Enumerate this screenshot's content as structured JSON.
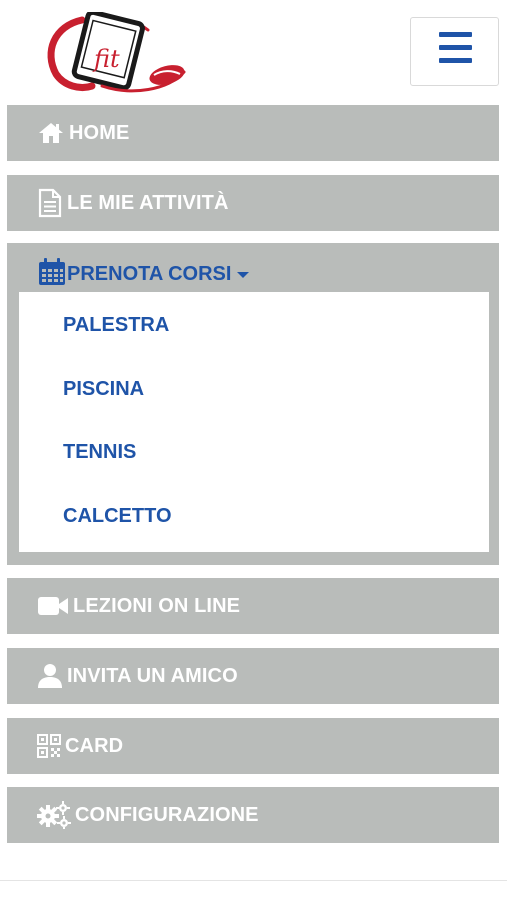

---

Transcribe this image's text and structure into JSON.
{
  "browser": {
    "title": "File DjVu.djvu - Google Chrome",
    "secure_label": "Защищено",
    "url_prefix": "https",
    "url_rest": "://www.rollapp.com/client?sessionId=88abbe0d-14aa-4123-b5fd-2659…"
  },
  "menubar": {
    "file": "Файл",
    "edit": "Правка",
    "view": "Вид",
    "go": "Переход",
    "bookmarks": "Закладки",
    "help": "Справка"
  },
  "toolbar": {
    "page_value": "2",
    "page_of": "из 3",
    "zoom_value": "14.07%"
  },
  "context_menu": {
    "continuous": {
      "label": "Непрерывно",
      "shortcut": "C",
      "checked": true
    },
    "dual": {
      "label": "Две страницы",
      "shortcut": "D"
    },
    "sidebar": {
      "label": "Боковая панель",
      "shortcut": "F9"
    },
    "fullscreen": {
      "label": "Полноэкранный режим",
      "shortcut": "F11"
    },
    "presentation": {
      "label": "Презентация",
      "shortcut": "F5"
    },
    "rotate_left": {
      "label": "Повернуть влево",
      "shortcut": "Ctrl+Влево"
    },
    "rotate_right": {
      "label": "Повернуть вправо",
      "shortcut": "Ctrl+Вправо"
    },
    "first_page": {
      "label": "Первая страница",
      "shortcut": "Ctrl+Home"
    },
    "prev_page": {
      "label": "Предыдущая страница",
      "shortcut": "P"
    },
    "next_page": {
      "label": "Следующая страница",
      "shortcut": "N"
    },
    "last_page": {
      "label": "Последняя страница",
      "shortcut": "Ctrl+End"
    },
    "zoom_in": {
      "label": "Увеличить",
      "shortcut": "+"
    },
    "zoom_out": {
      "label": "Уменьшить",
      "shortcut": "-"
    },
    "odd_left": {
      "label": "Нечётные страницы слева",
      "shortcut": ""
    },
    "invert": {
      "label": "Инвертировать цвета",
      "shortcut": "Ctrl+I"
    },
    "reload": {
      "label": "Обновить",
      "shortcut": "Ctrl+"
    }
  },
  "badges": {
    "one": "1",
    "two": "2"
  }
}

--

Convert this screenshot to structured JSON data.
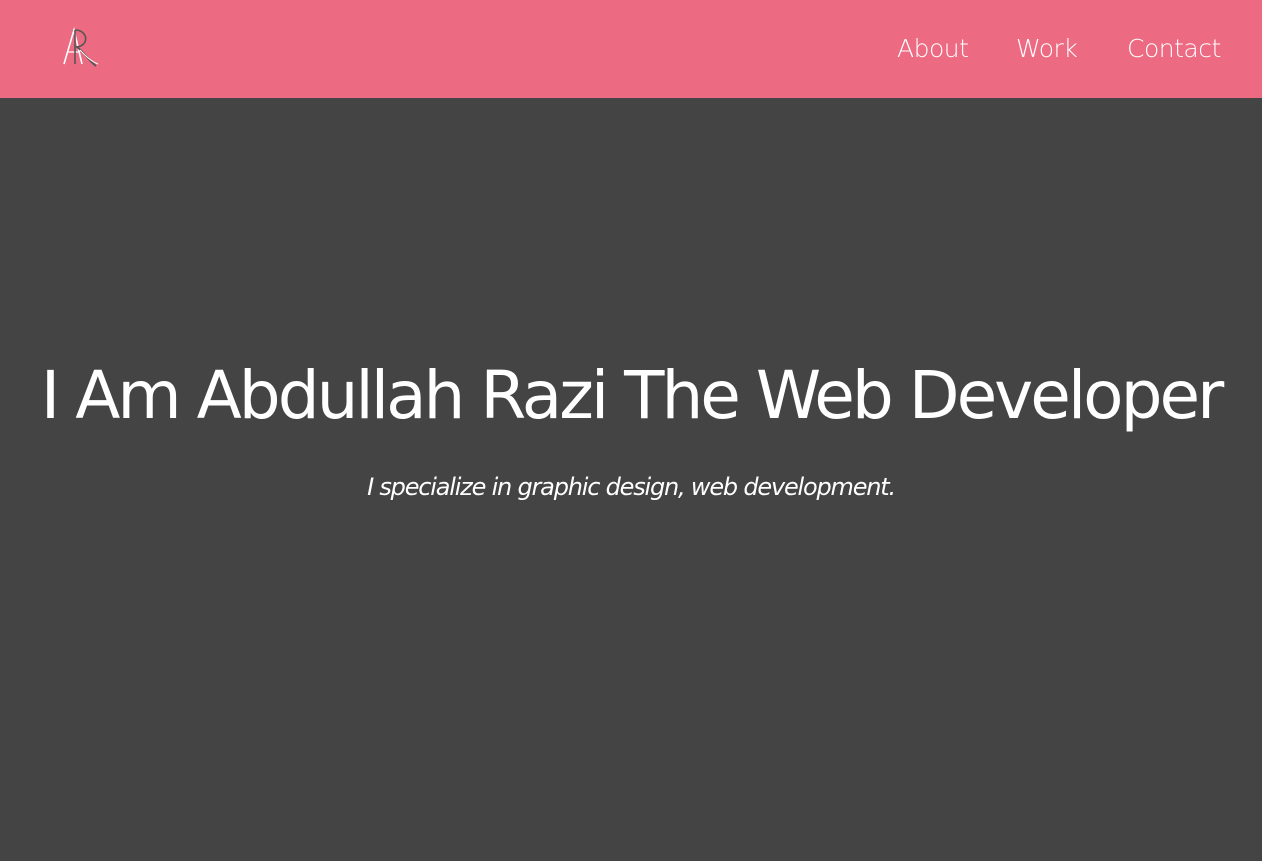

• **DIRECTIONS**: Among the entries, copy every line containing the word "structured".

• **RESULT FOR THIS TASK**:
Enumerate this screenshot's content as structured JSON.
Convert this screenshot to structured JSON data.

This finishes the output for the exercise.